- **Exercise aim**
The response has to reproduce all entries exactly while excluding their pictures.

- **Records shown**
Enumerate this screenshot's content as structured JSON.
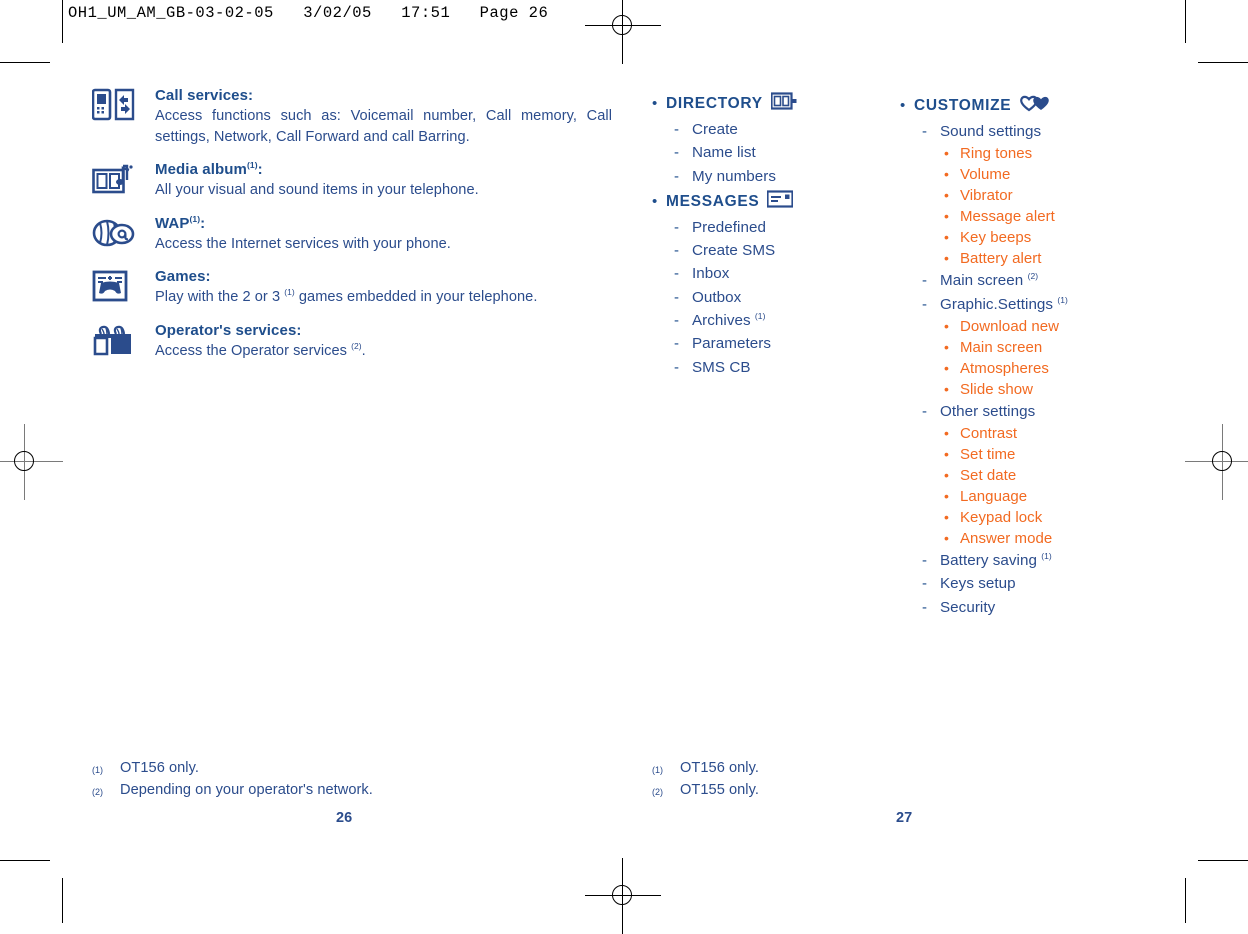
{
  "print_slug": "OH1_UM_AM_GB-03-02-05   3/02/05   17:51   Page 26",
  "colors": {
    "blue_heading": "#1F4E8C",
    "blue_body": "#2B4C8C",
    "orange": "#F26A21"
  },
  "left_page": {
    "features": [
      {
        "icon": "phone-transfer-icon",
        "title": "Call services:",
        "description": "Access functions such as: Voicemail number, Call memory, Call settings, Network, Call Forward and call Barring.",
        "footnote": ""
      },
      {
        "icon": "media-album-icon",
        "title": "Media album",
        "footnote": "(1)",
        "title_suffix": ":",
        "description": "All your visual and sound items in your telephone."
      },
      {
        "icon": "wap-globe-icon",
        "title": "WAP",
        "footnote": "(1)",
        "title_suffix": ":",
        "description": "Access the Internet services with your phone."
      },
      {
        "icon": "games-icon",
        "title": "Games:",
        "footnote": "",
        "description_parts": [
          "Play with the 2 or 3 ",
          "(1)",
          " games embedded in your telephone."
        ]
      },
      {
        "icon": "gift-operator-icon",
        "title": "Operator's services:",
        "footnote": "",
        "description_parts": [
          "Access the Operator services ",
          "(2)",
          "."
        ]
      }
    ],
    "footnotes": [
      {
        "mark": "(1)",
        "text": "OT156 only."
      },
      {
        "mark": "(2)",
        "text": "Depending on your operator's network."
      }
    ],
    "page_number": "26"
  },
  "middle_column": {
    "sections": [
      {
        "title": "DIRECTORY",
        "icon": "directory-card-icon",
        "items": [
          {
            "label": "Create"
          },
          {
            "label": "Name list"
          },
          {
            "label": "My numbers"
          }
        ]
      },
      {
        "title": "MESSAGES",
        "icon": "message-envelope-icon",
        "items": [
          {
            "label": "Predefined"
          },
          {
            "label": "Create SMS"
          },
          {
            "label": "Inbox"
          },
          {
            "label": "Outbox"
          },
          {
            "label": "Archives",
            "footnote": "(1)"
          },
          {
            "label": "Parameters"
          },
          {
            "label": "SMS CB"
          }
        ]
      }
    ]
  },
  "right_column": {
    "sections": [
      {
        "title": "CUSTOMIZE",
        "icon": "hearts-customize-icon",
        "items": [
          {
            "label": "Sound settings",
            "children": [
              "Ring tones",
              "Volume",
              "Vibrator",
              "Message alert",
              "Key beeps",
              "Battery alert"
            ]
          },
          {
            "label": "Main screen",
            "footnote": "(2)",
            "children": []
          },
          {
            "label": "Graphic.Settings",
            "footnote": "(1)",
            "children": [
              "Download new",
              "Main screen",
              "Atmospheres",
              "Slide show"
            ]
          },
          {
            "label": "Other settings",
            "children": [
              "Contrast",
              "Set time",
              "Set date",
              "Language",
              "Keypad lock",
              "Answer mode"
            ]
          },
          {
            "label": "Battery saving",
            "footnote": "(1)",
            "children": []
          },
          {
            "label": "Keys setup",
            "children": []
          },
          {
            "label": "Security",
            "children": []
          }
        ]
      }
    ]
  },
  "right_page": {
    "footnotes": [
      {
        "mark": "(1)",
        "text": "OT156 only."
      },
      {
        "mark": "(2)",
        "text": "OT155 only."
      }
    ],
    "page_number": "27"
  }
}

- **Answer space**
Enumerate this screenshot's content as structured JSON.
{
  "print_slug": "OH1_UM_AM_GB-03-02-05   3/02/05   17:51   Page 26",
  "colors": {
    "blue_heading": "#1F4E8C",
    "blue_body": "#2B4C8C",
    "orange": "#F26A21"
  },
  "left_page": {
    "features": [
      {
        "icon": "phone-transfer-icon",
        "title": "Call services:",
        "description": "Access functions such as: Voicemail number, Call memory, Call settings, Network, Call Forward and call Barring.",
        "footnote": ""
      },
      {
        "icon": "media-album-icon",
        "title": "Media album",
        "footnote": "(1)",
        "title_suffix": ":",
        "description": "All your visual and sound items in your telephone."
      },
      {
        "icon": "wap-globe-icon",
        "title": "WAP",
        "footnote": "(1)",
        "title_suffix": ":",
        "description": "Access the Internet services with your phone."
      },
      {
        "icon": "games-icon",
        "title": "Games:",
        "footnote": "",
        "description_parts": [
          "Play with the 2 or 3 ",
          "(1)",
          " games embedded in your telephone."
        ]
      },
      {
        "icon": "gift-operator-icon",
        "title": "Operator's services:",
        "footnote": "",
        "description_parts": [
          "Access the Operator services ",
          "(2)",
          "."
        ]
      }
    ],
    "footnotes": [
      {
        "mark": "(1)",
        "text": "OT156 only."
      },
      {
        "mark": "(2)",
        "text": "Depending on your operator's network."
      }
    ],
    "page_number": "26"
  },
  "middle_column": {
    "sections": [
      {
        "title": "DIRECTORY",
        "icon": "directory-card-icon",
        "items": [
          {
            "label": "Create"
          },
          {
            "label": "Name list"
          },
          {
            "label": "My numbers"
          }
        ]
      },
      {
        "title": "MESSAGES",
        "icon": "message-envelope-icon",
        "items": [
          {
            "label": "Predefined"
          },
          {
            "label": "Create SMS"
          },
          {
            "label": "Inbox"
          },
          {
            "label": "Outbox"
          },
          {
            "label": "Archives",
            "footnote": "(1)"
          },
          {
            "label": "Parameters"
          },
          {
            "label": "SMS CB"
          }
        ]
      }
    ]
  },
  "right_column": {
    "sections": [
      {
        "title": "CUSTOMIZE",
        "icon": "hearts-customize-icon",
        "items": [
          {
            "label": "Sound settings",
            "children": [
              "Ring tones",
              "Volume",
              "Vibrator",
              "Message alert",
              "Key beeps",
              "Battery alert"
            ]
          },
          {
            "label": "Main screen",
            "footnote": "(2)",
            "children": []
          },
          {
            "label": "Graphic.Settings",
            "footnote": "(1)",
            "children": [
              "Download new",
              "Main screen",
              "Atmospheres",
              "Slide show"
            ]
          },
          {
            "label": "Other settings",
            "children": [
              "Contrast",
              "Set time",
              "Set date",
              "Language",
              "Keypad lock",
              "Answer mode"
            ]
          },
          {
            "label": "Battery saving",
            "footnote": "(1)",
            "children": []
          },
          {
            "label": "Keys setup",
            "children": []
          },
          {
            "label": "Security",
            "children": []
          }
        ]
      }
    ]
  },
  "right_page": {
    "footnotes": [
      {
        "mark": "(1)",
        "text": "OT156 only."
      },
      {
        "mark": "(2)",
        "text": "OT155 only."
      }
    ],
    "page_number": "27"
  }
}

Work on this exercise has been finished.